We recommend all universities publish information like this on a webpage with a memorable shortened URL/web address (e.g., to enable all staff to find it easily when they need to direct a student to it.
You can also 'cut and paste' this information and give a print-out, or email it, to an individual student. In our training sessions, we explore in more detail how to have these conversations with a student you are concerned about.
Sample text for university websites:
If you are a student who needs help right now:
Our university counselling & mental health support team is not an emergency service and not a 24/7 service. We offer appointments as quickly as we can to students who register with our team, but there is generally a waiting time to see us.
If you are a student who is concerned that you might harm yourself, you need to contact an emergency or crisis support service instead.
Below are details of the main emergency and crisis support services. Unless it says otherwise, these are open 24 hours a day, every day:
999 – You can always telephone 999 in an emergency.
Hospital – You can make your way to any hospital which has an Accident and Emergency (A&E) Department. It might help to ask someone to accompany you. This webpage will help you find your nearest hospital.
Samaritans – You can telephone Samaritans on 116 123 or send an email (email@example.com). If you need a response immediately, it's best to call on the phone. This number is free to call, and you don’t have to be suicidal to call. Find out here whether you live near a Samaritans branch which you can visit to talk, face-to-face.
Your GP/medical practice – Contact the medical practice at which you are registered and ask for an urgent appointment.
Local crisis support service – You can also find local crisis support services on this site. If a health professional has already given you a Crisis Line number, call it.

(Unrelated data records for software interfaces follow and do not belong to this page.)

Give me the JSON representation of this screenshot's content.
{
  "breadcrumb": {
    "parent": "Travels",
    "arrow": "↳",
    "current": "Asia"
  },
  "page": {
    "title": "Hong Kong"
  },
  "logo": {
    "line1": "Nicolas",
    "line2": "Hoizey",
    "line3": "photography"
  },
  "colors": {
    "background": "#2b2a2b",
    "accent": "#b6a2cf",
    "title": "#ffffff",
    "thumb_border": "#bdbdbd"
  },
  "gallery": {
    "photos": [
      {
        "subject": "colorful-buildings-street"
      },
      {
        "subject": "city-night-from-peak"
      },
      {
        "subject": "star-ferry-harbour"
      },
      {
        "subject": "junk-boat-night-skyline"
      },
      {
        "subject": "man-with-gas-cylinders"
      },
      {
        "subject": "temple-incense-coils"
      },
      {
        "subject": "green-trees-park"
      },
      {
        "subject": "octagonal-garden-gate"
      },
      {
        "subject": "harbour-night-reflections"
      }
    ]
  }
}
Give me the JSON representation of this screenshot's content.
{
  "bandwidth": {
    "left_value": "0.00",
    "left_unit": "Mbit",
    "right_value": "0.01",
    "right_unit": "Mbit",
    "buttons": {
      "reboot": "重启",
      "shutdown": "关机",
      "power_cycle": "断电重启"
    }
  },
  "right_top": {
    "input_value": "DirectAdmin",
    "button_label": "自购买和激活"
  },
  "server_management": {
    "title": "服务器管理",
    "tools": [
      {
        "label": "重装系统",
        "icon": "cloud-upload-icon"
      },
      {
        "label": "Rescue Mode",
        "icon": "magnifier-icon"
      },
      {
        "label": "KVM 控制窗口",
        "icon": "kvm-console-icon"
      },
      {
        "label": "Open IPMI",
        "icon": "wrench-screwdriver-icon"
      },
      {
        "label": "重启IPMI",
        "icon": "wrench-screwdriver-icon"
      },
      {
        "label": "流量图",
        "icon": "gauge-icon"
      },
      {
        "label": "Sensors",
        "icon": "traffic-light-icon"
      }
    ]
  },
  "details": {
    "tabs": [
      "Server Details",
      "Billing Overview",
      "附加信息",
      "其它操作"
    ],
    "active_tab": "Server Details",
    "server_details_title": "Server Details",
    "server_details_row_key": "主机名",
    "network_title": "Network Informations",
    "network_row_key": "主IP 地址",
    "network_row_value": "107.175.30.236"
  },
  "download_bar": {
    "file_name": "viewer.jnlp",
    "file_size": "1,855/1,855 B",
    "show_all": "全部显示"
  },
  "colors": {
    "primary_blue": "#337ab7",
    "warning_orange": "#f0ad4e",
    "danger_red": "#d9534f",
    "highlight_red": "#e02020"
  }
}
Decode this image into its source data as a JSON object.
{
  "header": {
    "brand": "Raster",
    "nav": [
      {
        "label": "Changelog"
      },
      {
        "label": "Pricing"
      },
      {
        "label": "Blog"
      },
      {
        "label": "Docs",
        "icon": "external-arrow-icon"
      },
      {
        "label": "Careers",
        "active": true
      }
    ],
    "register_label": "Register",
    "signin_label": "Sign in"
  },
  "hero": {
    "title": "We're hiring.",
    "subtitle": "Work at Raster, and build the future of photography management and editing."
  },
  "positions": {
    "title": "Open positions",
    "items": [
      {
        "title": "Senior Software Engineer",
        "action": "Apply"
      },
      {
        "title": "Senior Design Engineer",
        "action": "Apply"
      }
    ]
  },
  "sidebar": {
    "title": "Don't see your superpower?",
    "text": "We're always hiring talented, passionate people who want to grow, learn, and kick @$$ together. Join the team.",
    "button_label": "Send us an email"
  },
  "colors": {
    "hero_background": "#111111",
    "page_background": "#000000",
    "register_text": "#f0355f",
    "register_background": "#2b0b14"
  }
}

Security – If you are on campus, your university may have a Security team that you can contact.
Your hall of residence – If you are in a hall of residence right now, you may have been given details of how to contact a duty member of staff out-of-hours.
Nightline – Your students’ union or university may support a nightline service - a student-run listening service which may in term-time during the evening or overnight. Find out whether your university is covered by a nightline here.
Please do not forget the importance of talking to someone you trust. Let family or friends know what's going on for you. They may be able to offer support and help keep you safe.
There's no right or wrong way to talk about suicidal feelings – starting the conversation is what's important.